Madison Holleran was a 19 year old student at the University of Pennsylvania who had a penchant for browsing and posting pictures on Instagram. The pictures she posted to Instagram painted a perfect life: a successful and happy college freshman. Yet, this flawless image concealed the problems Madison faced and on January 17th 2014, she committed suicide. As chilling as this tale is, it is imperative that we see how social media had constructed perfect images of college life that might have pressured Madison to be as happy and content while also serving as a medium for Madison to construct such a life without revealing the struggle she went through. She felt overwhelmed upon entering college and sought her friends for advice, who revealed that they underwent similar difficulties. “Yet in her mind, the lives her friends were projecting on social media trumped the reality they were privately sharing.” This led to Madison believing that she too must live a perfect life, for the dangers of Instagram compared to similarly constructed advertisements is that they are passed off as real life, and often mistaken for real life. The danger of pictures, especially purposefully constructed ones, is that in presenting dreams as a reality to others one deceives others that they too should be capable of living such surreal lives and thus subconsciously pressures others to follow suit, or as illustrated in Madison’s case, deceive others into believing that one is fine.
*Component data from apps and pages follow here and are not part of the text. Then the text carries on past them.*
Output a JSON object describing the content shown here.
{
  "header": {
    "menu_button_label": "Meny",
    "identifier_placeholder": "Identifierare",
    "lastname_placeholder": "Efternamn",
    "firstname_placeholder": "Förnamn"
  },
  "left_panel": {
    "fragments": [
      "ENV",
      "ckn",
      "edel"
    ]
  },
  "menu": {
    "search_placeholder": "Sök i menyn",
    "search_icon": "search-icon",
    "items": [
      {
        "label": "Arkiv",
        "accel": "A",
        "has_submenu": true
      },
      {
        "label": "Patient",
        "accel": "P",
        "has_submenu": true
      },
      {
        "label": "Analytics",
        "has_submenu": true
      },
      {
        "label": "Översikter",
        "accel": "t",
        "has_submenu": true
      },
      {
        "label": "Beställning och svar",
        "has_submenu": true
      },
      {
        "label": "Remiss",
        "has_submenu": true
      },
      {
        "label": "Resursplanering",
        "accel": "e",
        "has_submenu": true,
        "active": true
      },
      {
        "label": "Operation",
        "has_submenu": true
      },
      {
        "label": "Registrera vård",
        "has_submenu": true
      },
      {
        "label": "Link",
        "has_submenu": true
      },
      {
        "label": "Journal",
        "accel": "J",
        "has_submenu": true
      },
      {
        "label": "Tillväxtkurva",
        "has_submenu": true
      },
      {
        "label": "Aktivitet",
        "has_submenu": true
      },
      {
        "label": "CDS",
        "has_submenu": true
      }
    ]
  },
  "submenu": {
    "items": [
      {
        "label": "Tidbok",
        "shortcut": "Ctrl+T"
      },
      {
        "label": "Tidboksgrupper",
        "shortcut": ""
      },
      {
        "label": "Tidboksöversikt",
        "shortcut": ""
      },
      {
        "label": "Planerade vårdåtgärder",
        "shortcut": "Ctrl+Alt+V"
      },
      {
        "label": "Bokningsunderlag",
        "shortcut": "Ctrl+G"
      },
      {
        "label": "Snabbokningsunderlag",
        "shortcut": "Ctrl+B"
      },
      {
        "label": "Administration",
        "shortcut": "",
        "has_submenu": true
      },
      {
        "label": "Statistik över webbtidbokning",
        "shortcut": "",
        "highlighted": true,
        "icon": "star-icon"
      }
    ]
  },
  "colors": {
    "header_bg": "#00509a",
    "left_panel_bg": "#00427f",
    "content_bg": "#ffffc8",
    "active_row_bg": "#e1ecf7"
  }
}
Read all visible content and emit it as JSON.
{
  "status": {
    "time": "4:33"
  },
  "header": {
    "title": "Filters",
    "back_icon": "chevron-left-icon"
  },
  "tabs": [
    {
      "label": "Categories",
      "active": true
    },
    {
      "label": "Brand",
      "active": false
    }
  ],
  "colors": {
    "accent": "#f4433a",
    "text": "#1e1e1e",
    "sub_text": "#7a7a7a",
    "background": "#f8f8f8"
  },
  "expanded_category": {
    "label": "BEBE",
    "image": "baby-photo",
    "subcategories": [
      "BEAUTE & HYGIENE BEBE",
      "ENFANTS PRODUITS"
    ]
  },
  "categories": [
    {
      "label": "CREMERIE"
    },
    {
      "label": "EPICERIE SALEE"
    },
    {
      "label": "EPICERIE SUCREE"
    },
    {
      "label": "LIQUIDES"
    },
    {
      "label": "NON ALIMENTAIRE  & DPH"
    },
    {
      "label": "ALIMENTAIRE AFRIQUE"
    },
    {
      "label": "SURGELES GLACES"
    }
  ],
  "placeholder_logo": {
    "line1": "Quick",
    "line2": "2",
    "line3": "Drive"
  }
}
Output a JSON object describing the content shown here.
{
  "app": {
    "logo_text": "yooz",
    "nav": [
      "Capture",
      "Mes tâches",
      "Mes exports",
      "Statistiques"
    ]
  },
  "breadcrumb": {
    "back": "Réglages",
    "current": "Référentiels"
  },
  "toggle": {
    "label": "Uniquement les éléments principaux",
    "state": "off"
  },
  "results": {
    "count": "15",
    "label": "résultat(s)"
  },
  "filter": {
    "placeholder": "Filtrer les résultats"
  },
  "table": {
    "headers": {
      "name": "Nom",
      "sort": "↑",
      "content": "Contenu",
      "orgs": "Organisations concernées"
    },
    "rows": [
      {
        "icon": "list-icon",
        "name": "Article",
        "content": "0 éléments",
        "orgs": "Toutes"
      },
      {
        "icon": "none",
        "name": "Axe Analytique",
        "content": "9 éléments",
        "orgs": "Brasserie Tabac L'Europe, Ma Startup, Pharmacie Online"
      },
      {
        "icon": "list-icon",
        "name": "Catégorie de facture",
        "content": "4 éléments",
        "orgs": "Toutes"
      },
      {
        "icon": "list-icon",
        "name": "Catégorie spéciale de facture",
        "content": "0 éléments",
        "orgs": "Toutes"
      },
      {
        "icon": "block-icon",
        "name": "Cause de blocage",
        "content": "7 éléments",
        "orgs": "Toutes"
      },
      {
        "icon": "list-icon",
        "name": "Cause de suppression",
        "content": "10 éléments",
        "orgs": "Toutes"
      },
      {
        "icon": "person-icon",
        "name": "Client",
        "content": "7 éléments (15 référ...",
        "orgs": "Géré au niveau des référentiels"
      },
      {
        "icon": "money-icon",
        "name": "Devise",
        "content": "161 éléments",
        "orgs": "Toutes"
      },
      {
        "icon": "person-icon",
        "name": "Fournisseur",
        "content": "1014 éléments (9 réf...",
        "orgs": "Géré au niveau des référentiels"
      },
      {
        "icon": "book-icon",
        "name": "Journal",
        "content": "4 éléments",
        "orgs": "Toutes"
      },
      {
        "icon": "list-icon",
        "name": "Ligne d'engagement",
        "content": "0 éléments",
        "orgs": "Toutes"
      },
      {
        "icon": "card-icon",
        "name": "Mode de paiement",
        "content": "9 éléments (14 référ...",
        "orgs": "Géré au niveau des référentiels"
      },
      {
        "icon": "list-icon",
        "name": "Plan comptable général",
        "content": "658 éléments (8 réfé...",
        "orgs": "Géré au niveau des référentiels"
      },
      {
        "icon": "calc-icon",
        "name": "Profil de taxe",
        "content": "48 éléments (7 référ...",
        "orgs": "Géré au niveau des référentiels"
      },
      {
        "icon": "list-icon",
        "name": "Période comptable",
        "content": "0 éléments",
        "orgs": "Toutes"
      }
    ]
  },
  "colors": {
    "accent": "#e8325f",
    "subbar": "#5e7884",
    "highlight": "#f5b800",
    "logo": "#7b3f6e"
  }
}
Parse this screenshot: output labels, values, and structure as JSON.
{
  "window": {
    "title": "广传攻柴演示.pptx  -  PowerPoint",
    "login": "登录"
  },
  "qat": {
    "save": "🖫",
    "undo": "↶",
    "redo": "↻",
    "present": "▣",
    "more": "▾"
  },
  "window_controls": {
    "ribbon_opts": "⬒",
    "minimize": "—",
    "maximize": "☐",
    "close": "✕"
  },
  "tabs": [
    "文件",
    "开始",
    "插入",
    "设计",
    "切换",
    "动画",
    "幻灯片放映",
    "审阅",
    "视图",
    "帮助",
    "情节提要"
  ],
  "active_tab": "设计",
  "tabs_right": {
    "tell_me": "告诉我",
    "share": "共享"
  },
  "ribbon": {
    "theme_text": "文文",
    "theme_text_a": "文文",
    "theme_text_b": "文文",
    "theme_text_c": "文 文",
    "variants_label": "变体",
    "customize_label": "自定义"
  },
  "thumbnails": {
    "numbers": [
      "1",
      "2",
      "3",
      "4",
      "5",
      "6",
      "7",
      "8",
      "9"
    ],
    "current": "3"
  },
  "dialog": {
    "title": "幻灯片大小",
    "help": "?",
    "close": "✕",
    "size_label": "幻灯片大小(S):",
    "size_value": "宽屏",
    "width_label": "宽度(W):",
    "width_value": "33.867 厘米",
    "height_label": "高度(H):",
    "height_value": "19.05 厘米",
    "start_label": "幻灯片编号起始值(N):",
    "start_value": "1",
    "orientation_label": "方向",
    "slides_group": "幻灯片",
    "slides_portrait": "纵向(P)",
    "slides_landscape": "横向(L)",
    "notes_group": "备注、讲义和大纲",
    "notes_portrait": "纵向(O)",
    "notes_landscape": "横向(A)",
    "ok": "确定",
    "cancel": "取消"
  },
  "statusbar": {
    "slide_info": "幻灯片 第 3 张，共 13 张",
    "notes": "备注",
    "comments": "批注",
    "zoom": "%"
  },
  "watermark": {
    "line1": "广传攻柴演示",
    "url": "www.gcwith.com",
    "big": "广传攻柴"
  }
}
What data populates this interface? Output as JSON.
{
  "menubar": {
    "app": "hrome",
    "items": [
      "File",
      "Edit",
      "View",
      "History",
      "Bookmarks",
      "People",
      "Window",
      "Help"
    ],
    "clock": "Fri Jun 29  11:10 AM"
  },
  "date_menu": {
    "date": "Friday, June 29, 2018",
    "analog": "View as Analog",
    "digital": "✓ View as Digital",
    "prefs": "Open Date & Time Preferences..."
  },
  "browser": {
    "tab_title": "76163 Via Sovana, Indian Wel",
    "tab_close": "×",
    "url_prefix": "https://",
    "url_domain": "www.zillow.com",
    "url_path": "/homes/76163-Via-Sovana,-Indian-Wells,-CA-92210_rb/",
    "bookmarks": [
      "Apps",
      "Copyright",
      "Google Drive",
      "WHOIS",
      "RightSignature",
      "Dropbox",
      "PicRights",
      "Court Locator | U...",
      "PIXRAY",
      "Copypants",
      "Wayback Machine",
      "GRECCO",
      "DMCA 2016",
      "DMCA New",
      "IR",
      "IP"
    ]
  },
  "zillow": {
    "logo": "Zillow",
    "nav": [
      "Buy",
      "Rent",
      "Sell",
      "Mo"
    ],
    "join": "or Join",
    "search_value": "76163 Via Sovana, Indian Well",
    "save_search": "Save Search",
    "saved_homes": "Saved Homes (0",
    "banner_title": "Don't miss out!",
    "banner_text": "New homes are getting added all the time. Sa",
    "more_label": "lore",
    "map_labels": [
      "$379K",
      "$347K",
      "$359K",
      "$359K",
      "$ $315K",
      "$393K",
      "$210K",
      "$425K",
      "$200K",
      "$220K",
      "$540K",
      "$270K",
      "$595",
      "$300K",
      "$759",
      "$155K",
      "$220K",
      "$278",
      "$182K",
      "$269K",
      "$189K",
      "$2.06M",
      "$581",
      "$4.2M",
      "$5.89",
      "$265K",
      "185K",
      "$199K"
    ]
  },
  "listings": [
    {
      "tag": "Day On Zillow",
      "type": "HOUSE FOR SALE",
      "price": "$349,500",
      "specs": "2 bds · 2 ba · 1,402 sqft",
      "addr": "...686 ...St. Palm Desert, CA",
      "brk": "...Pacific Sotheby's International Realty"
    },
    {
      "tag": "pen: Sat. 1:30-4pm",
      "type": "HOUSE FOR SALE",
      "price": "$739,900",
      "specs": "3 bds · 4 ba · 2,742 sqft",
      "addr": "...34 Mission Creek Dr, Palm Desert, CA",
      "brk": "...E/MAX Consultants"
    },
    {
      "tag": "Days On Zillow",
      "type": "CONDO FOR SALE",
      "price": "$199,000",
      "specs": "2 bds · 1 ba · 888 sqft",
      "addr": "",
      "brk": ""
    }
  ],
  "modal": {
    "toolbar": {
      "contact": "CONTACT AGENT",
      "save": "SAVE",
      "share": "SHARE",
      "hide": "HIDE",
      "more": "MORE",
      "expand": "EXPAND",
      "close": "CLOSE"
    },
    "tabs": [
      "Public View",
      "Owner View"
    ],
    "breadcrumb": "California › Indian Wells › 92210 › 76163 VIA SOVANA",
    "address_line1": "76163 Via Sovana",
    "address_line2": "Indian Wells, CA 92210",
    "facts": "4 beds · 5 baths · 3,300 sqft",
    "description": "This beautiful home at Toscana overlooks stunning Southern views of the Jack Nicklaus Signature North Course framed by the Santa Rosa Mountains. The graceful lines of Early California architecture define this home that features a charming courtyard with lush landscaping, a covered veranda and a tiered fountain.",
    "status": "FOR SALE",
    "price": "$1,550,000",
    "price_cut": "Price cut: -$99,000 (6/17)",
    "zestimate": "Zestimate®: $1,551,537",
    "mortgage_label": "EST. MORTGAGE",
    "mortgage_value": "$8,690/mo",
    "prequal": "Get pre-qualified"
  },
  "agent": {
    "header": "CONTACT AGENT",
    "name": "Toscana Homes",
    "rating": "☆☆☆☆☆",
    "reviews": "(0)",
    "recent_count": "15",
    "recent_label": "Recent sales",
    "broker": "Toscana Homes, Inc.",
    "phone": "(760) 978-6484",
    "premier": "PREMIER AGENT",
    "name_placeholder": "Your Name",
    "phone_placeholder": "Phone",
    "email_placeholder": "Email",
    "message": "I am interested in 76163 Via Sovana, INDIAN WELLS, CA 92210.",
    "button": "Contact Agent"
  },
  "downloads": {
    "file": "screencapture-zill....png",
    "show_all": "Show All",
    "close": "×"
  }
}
To conclude, it might be wise to perhaps consider the greater implications the seemingly simple selfie may lead to and decide if you truly need that one more picture in your album before your pressing that camera button. No doubt, there are appropriate situations where the selfie is apt, a fun way to snapshot memories. That being said, unmoderated selfie-taking seems to have far more serious implications than annoying others. Perhaps we could all take a break from seemingly relying on the selfie to bring us together and instead practice a little appreciation everyday to think about the moments we share with friends. In a world where apathy and cynicism seem to be a default, I believe it is sincere moments of intimacy with those we treasure that will give us a true sense of belonging and make life that much more worth living for.